Activity: Each line below with the string "image" should be copied.

--- Task inputs Enclosed Below ---

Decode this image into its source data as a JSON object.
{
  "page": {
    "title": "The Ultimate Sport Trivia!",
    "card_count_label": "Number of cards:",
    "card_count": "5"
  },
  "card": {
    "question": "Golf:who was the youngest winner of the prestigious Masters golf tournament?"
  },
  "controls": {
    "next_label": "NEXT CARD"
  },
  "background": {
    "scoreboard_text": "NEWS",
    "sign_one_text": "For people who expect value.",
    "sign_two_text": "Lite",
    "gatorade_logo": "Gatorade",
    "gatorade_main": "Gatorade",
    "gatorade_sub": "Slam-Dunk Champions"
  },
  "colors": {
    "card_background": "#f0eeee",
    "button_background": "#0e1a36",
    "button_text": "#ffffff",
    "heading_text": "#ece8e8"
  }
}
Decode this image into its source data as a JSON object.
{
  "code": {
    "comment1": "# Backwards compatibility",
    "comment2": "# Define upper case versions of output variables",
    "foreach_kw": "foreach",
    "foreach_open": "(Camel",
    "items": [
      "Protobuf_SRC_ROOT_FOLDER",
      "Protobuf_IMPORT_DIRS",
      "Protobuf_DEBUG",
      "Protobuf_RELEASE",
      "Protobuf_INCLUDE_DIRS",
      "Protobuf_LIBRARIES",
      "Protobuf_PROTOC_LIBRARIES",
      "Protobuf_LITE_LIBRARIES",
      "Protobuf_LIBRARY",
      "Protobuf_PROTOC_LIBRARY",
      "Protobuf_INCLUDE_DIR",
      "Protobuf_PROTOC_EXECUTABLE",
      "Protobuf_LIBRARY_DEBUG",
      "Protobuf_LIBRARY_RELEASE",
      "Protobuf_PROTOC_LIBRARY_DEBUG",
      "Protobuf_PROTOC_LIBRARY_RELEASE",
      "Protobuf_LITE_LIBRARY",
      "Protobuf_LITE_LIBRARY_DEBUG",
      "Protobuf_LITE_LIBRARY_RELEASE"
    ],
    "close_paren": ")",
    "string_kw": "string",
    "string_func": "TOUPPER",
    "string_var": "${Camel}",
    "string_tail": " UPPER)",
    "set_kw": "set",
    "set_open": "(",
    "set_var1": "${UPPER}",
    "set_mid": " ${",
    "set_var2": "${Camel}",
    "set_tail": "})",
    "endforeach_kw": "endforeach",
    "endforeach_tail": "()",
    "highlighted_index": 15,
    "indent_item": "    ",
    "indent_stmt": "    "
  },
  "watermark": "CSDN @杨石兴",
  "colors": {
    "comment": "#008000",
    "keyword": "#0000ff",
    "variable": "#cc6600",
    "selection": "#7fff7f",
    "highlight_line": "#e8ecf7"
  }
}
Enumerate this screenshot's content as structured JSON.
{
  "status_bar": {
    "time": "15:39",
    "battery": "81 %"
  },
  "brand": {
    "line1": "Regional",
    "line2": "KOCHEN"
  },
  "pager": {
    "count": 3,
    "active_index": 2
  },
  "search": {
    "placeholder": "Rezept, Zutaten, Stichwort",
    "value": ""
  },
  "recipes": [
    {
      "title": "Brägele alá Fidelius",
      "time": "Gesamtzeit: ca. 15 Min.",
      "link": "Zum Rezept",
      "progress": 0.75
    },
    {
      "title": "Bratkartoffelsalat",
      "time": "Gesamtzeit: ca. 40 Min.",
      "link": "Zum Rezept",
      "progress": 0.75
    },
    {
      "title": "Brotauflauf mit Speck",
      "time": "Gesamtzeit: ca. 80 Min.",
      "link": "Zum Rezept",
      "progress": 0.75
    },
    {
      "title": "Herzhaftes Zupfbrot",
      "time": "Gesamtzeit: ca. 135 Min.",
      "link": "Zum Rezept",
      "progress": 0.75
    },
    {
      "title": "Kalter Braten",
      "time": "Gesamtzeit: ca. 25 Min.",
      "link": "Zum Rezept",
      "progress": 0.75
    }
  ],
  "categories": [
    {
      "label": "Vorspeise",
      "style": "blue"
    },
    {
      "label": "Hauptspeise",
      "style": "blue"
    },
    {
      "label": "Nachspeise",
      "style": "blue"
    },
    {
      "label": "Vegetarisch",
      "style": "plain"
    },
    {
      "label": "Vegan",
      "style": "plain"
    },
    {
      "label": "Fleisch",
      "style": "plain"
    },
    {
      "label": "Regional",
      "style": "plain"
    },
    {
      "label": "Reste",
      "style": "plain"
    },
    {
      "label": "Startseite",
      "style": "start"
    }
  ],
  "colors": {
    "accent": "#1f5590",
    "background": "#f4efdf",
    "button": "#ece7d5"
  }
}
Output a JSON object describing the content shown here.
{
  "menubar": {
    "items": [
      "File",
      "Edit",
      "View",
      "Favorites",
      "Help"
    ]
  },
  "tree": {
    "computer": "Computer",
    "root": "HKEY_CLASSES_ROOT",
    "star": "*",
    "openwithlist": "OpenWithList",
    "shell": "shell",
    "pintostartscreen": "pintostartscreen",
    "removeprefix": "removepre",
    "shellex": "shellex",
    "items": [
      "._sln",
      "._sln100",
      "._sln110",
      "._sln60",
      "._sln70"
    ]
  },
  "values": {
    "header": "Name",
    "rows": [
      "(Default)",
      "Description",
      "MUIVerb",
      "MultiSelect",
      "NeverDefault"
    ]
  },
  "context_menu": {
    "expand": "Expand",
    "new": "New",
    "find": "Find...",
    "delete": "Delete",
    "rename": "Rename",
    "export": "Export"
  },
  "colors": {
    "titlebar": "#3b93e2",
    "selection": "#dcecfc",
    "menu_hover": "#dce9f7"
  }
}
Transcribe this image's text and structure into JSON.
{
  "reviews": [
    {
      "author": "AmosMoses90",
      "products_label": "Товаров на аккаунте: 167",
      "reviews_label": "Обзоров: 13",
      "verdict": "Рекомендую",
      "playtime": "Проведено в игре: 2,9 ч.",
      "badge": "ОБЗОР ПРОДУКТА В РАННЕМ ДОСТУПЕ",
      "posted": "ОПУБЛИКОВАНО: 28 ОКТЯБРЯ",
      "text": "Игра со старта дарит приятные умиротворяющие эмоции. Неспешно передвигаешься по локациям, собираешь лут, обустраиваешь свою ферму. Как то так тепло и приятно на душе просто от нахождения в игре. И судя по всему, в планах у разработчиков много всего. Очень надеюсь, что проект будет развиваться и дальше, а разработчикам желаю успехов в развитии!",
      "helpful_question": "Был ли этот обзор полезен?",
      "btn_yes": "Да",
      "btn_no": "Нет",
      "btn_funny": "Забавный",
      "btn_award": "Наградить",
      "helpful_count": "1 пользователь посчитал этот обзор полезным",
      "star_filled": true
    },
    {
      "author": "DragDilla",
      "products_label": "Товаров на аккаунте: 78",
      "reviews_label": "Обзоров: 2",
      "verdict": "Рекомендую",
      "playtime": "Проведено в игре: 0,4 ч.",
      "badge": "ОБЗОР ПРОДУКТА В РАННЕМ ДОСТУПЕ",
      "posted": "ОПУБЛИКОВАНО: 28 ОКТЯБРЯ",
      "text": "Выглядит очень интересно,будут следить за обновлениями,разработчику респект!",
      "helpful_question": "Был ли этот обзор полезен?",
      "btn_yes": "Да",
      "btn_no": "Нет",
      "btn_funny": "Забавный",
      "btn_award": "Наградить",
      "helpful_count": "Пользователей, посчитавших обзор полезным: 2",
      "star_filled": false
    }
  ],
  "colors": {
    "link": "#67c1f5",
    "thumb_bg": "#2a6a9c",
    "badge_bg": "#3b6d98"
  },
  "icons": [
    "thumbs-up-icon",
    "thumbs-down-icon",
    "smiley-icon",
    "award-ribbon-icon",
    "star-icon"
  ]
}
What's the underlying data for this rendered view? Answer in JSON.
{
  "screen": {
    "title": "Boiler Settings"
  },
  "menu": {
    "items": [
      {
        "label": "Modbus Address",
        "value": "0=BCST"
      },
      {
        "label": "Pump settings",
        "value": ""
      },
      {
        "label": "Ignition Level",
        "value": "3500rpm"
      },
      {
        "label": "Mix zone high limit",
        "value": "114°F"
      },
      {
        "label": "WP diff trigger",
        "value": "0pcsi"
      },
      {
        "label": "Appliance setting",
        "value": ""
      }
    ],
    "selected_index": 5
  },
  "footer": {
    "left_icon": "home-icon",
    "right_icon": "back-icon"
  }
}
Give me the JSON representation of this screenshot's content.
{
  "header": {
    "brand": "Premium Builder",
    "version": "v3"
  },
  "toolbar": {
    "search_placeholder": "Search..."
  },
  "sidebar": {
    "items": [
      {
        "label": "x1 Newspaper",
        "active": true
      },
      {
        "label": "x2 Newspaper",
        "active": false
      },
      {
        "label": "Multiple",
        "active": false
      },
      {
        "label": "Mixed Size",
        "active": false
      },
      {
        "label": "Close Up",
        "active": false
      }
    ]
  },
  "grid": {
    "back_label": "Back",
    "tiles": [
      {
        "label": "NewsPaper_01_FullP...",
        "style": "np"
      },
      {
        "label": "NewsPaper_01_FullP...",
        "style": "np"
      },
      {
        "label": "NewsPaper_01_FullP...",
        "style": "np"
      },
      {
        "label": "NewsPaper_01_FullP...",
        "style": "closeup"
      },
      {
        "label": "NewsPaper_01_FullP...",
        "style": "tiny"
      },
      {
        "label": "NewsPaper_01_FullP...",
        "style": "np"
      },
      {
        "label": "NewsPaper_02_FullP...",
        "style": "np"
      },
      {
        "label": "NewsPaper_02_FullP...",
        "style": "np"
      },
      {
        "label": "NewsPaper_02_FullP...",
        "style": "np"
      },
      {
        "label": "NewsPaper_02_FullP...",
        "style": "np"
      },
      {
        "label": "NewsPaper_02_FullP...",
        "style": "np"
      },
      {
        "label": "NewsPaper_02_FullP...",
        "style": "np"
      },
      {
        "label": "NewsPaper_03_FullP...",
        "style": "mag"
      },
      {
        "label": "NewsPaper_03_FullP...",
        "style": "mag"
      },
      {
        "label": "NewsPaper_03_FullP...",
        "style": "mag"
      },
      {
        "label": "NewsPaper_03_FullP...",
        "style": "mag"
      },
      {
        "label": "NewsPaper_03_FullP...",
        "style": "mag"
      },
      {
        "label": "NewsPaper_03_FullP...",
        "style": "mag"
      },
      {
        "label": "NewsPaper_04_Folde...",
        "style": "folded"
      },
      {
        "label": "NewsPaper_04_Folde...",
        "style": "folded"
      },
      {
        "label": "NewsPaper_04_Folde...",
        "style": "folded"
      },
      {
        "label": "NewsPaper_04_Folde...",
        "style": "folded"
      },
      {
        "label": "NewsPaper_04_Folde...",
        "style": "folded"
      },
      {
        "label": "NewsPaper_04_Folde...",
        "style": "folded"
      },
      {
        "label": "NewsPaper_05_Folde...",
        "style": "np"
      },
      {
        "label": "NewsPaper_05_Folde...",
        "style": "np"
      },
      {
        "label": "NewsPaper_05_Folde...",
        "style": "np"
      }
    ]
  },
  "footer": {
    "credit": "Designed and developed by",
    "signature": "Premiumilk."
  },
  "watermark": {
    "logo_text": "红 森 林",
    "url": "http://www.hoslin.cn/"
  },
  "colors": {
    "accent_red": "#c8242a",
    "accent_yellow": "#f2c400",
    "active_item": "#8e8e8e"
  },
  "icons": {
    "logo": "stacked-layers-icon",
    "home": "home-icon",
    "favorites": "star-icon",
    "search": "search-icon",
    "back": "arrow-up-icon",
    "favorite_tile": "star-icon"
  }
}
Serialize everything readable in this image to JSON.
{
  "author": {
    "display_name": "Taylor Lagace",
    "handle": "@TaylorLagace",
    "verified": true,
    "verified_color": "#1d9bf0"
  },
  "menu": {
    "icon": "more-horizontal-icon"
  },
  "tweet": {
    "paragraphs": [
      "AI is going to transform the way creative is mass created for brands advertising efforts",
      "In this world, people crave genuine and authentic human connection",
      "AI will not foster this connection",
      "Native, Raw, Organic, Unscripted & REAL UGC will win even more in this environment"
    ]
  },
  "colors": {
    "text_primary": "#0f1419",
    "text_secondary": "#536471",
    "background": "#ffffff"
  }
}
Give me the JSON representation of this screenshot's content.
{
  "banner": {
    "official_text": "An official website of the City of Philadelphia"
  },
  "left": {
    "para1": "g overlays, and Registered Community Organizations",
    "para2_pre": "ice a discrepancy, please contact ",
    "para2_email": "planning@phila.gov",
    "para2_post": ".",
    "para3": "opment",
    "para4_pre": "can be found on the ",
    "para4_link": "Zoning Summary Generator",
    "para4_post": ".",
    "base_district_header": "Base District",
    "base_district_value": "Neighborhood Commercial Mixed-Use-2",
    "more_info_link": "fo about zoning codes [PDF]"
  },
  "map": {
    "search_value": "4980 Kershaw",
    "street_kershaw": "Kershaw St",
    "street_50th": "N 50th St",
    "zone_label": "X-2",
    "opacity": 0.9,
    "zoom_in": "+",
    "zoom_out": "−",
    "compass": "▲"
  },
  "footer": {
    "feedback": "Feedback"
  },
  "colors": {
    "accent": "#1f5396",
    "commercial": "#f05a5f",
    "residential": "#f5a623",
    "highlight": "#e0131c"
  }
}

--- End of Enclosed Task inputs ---

Task output:
Decode this image into its source data as a JSON object.
Decode this image into its source data as a JSON object.
Transcribe this image's text and structure into JSON.
Serialize everything readable in this image to JSON.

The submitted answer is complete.